__What you are asked to do__
Return each line of the entries that holds the string "рублей".

Collected data entries
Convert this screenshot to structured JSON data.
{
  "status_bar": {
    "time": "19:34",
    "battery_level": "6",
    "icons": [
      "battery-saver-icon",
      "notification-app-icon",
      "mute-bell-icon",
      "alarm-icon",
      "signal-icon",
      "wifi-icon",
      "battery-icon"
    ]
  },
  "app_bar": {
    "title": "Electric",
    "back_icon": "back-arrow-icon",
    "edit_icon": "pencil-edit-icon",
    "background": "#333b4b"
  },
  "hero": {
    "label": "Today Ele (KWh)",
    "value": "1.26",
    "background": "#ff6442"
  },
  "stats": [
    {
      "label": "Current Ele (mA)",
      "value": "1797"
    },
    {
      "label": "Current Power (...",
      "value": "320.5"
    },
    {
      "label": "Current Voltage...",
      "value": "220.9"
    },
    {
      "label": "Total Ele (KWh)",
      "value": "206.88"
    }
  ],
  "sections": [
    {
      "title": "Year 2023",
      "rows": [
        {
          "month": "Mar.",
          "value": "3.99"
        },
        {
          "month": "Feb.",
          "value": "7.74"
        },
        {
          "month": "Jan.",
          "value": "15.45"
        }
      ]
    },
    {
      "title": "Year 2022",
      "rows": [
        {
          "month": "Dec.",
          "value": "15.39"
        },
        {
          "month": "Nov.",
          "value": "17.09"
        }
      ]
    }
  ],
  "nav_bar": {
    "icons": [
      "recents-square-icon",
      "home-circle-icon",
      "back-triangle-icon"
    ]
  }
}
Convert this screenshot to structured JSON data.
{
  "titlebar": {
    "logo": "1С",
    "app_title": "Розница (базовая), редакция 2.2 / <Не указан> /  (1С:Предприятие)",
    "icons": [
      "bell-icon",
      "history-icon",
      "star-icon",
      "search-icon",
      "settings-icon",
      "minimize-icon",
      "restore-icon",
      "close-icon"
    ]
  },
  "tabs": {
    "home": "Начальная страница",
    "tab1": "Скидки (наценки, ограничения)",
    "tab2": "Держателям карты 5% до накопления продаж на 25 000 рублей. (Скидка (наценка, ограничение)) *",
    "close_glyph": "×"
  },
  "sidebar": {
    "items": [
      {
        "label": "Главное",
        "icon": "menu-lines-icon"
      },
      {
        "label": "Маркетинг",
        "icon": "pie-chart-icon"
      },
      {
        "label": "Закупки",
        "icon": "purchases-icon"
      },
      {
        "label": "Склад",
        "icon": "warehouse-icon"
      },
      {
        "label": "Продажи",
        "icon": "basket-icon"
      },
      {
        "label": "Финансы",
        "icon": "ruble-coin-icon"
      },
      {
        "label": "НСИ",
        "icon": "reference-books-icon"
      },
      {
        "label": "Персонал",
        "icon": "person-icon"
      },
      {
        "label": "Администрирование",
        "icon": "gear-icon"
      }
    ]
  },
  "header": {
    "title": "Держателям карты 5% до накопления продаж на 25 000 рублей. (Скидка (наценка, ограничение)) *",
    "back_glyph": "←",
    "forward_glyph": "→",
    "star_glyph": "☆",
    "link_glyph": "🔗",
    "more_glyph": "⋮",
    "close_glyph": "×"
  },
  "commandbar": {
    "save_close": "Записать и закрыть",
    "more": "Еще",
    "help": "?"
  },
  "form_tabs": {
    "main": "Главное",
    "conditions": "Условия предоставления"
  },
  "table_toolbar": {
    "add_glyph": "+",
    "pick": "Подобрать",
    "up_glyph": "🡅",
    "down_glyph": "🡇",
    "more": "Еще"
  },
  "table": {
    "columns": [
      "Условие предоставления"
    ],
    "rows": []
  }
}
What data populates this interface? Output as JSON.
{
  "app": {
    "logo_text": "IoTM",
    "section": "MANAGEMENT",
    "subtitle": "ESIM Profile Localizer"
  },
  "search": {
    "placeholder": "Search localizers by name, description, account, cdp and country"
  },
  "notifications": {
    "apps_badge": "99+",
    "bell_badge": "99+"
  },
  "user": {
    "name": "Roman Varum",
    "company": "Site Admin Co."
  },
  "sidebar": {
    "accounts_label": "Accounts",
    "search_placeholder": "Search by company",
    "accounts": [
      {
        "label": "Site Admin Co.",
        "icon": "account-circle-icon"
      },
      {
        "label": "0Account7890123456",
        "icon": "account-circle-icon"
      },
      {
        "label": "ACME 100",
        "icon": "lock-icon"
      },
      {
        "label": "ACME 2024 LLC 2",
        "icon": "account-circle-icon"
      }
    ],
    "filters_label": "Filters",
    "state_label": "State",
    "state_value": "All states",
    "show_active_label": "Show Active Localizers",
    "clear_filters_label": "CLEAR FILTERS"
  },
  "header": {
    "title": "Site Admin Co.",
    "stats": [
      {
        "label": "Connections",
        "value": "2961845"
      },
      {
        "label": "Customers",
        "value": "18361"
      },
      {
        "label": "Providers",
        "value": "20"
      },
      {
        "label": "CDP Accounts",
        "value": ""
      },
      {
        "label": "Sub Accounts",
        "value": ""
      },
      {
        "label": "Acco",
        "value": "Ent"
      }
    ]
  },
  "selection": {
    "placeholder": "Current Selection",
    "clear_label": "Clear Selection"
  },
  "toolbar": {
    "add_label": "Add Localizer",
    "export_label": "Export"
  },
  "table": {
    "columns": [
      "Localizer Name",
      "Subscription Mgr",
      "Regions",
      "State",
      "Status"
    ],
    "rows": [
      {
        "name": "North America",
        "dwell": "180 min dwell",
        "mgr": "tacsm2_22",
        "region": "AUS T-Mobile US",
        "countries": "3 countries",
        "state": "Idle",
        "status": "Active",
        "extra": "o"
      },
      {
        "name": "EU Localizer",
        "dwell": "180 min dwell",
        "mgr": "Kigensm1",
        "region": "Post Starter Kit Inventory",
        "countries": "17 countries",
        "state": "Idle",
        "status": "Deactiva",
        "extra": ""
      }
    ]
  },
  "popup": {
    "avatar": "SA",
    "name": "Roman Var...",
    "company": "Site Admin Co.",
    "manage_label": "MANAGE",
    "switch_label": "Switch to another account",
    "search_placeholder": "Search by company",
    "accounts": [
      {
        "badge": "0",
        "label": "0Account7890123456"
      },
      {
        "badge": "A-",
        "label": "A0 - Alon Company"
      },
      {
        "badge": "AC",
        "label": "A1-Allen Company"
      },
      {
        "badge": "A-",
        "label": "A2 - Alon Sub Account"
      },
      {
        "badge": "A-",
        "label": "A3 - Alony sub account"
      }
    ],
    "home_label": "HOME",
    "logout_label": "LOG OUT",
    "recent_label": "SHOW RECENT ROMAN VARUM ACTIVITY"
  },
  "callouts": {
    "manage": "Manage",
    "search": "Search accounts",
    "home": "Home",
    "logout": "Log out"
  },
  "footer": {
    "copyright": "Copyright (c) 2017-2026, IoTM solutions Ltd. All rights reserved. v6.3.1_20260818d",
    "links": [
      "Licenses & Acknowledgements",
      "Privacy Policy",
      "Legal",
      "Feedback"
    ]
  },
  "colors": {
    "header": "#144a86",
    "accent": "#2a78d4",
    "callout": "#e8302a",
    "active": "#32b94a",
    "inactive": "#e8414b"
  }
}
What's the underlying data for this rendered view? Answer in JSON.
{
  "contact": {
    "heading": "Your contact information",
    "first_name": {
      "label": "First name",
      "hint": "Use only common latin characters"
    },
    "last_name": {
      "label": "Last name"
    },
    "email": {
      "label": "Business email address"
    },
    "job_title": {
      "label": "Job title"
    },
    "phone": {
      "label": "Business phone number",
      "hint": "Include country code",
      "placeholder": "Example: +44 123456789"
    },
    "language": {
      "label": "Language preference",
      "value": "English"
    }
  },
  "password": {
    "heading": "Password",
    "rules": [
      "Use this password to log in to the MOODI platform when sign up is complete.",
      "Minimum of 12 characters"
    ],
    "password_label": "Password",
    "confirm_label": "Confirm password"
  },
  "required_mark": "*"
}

__Solution__
    "tab2": "Держателям карты 5% до накопления продаж на 25 000 рублей. (Скидка (наценка, ограничение)) *",
    "title": "Держателям карты 5% до накопления продаж на 25 000 рублей. (Скидка (наценка, ограничение)) *",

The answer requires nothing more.